Tourist buses leave fumes with a view
REPULSE Bay has long been one of Hongkong Island's major tourist sites, with a beach favoured by locals and overlooked by high-profile luxury homes. Some residents, however, are disturbed that its success is spoiling the air.
Every day dozens of tourist buses park along Beach Road. While the tourists go sight-seeing, the bus drivers sit in their vehicles with the engines running and air-conditioners blasting.
Fumes from the buses carry across to nearby homes and make walking on the street unpleasant. Through-traffic gets snarled up each day and people cannot use the pavements because buses park there.
Ms Ana Hedin, a Repulse Bay resident, brought the issue to public attention last June but nothing has yet been done to control the problem.
Environment, tourism and transport officials admitted at the time they were aware of the situation, but either refused to accept responsibility or said it sat near the bottom of their priority list.
The Environmental Protection Department still maintains it is a traffic management problem and that bigger issues have to be solved before turning to the nuisance caused by idling engines.
That left the Hongkong Tourist Association (HKTA) and the Transport Department to tackle the traffic jam - but not the pollution.
Ms Hedin, whose home overlooks Beach Road, is tired of the buck-passing that has led to inaction on the problem.
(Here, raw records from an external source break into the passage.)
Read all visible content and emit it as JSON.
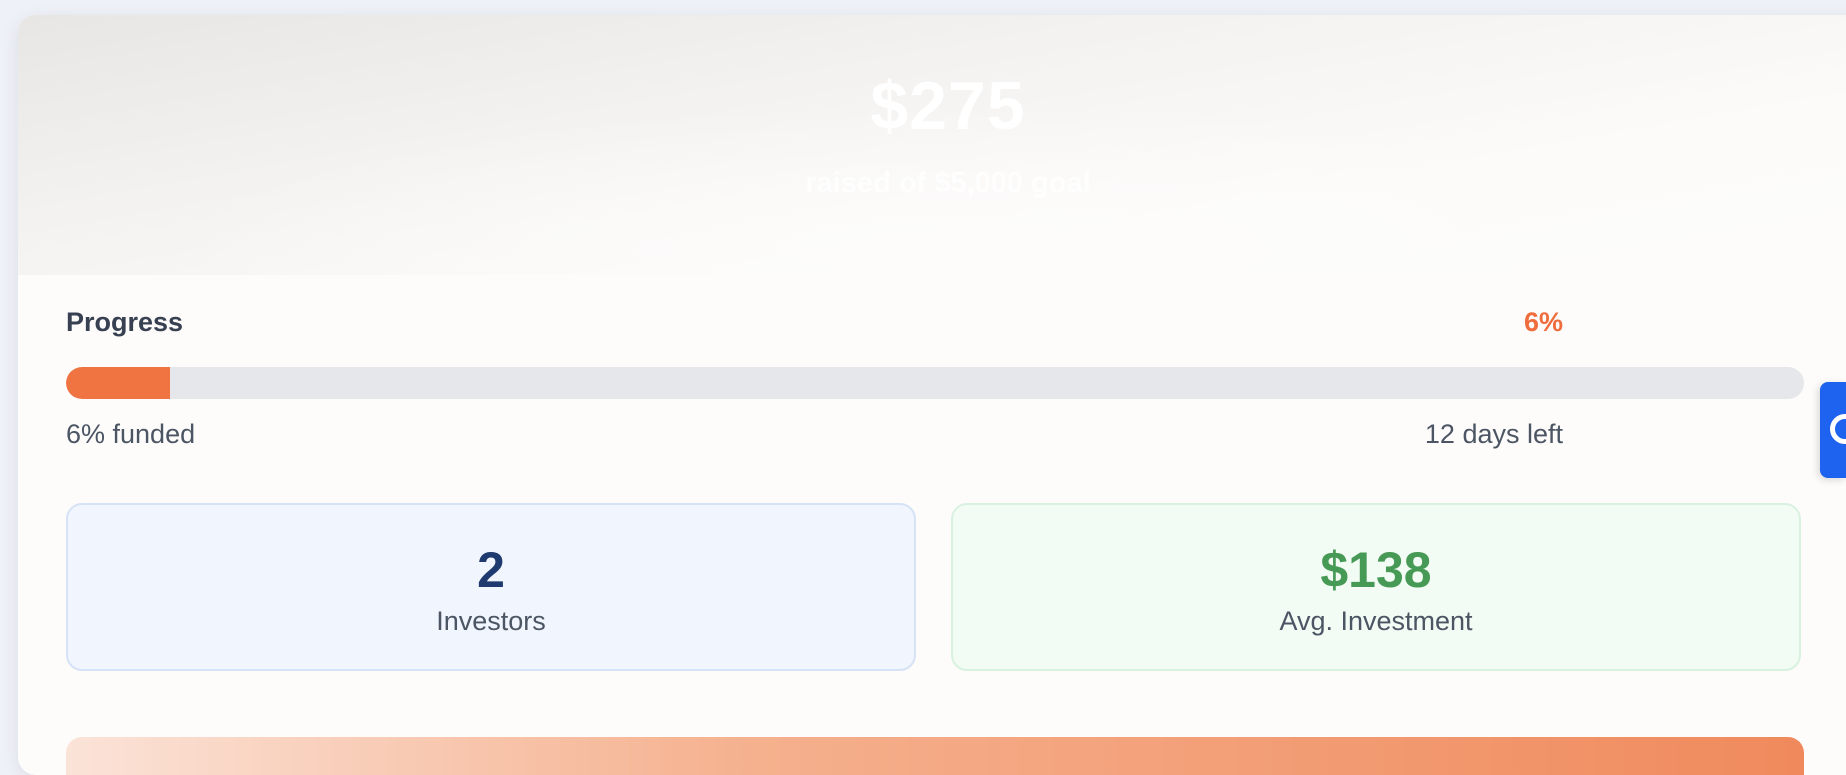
{
  "hero": {
    "amount": "$275",
    "subtitle": "raised of $5,000 goal"
  },
  "progress": {
    "label": "Progress",
    "percent_label": "6%",
    "percent_value": 6,
    "funded_text": "6% funded",
    "days_left_text": "12 days left"
  },
  "stats": {
    "investors": {
      "value": "2",
      "label": "Investors"
    },
    "avg_investment": {
      "value": "$138",
      "label": "Avg. Investment"
    }
  },
  "side_tab": {
    "icon": "chat-icon"
  },
  "colors": {
    "accent": "#ef6c3c",
    "investors_value": "#1e3a6e",
    "avg_value": "#479a55",
    "side_tab": "#1d63f0"
  }
}
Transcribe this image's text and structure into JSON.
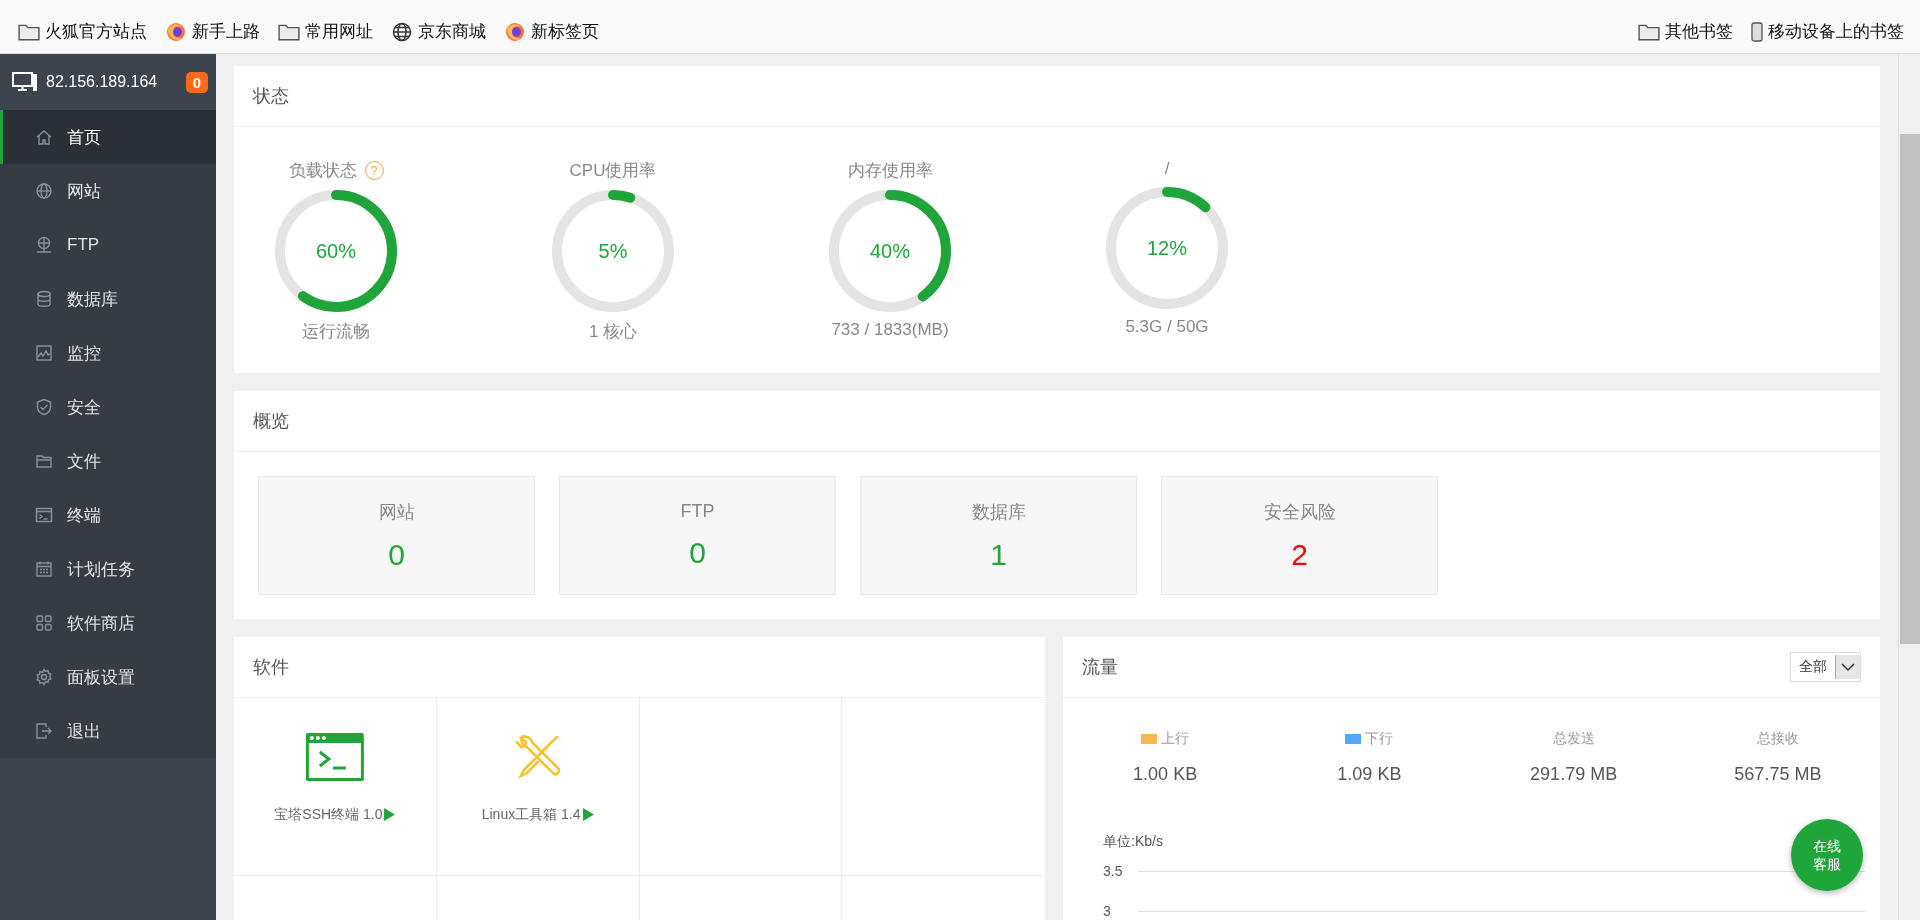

''It hasn't improved at all. Everybody is so sick and tired of being locked behind these buses. They are not able to walk their children in a pram because of the fumes. We are not a bus station. People moved here to get away from the hustle and bustle oftown.'' The Transport Department last week said it had worked out a solution - remove some of the coach parking spaces to improve traffic flow and add a footpath for passengers to use when getting on and off the bus. Work should be completed by the June swimmingseason.
But that alone is unlikely to satisfy residents, who see the air pollution as most annoying - and potentially harmful - aspect to the situation.
An HKTA's spokeswoman, Mrs Penny Byrne, said there were no easy solutions: ''The island tour is by far and away the most important for the tourism industry - which is the third largest earner of foreign exchange. It's what people want to see.
''But it's a difficult situation because the roads were designed when such usage was not envisaged. It's a matter of bringing everybody together and working out some sort of compromise.'' Unfortunately, the residents were not part of that compromise. So, while work continues to control such problems as cleaning up Victoria Harbour or building new roads, the lower-profile ones get passed over for the sake of business as usual.
STUDENT architects will be the target of an environmental awareness drive next month intended to show that they can make a positive impact through their work.
Hongkong's architecture has often come under fire for being indifferent to its surroundings or not paying enough attention to environmental issues such as energy efficiency.
Professor Tunney Lee, who heads the department of architecture at Chinese University, however, said the awareness week, set for March 8 to 13, was not about pointing the finger at others.
''It's a wake-up call for us. We're trying to concentrate the department, and eventually the profession, on the idea that we've got to do something. And what better place to start than through the curriculum of the students,'' he said.
If you have an environmental project of interest, or wish to call attention to an environmental problem in your neighbourhood, please fax the information to Ecowatch, 811-1278, or mail it care of the South China Morning Post.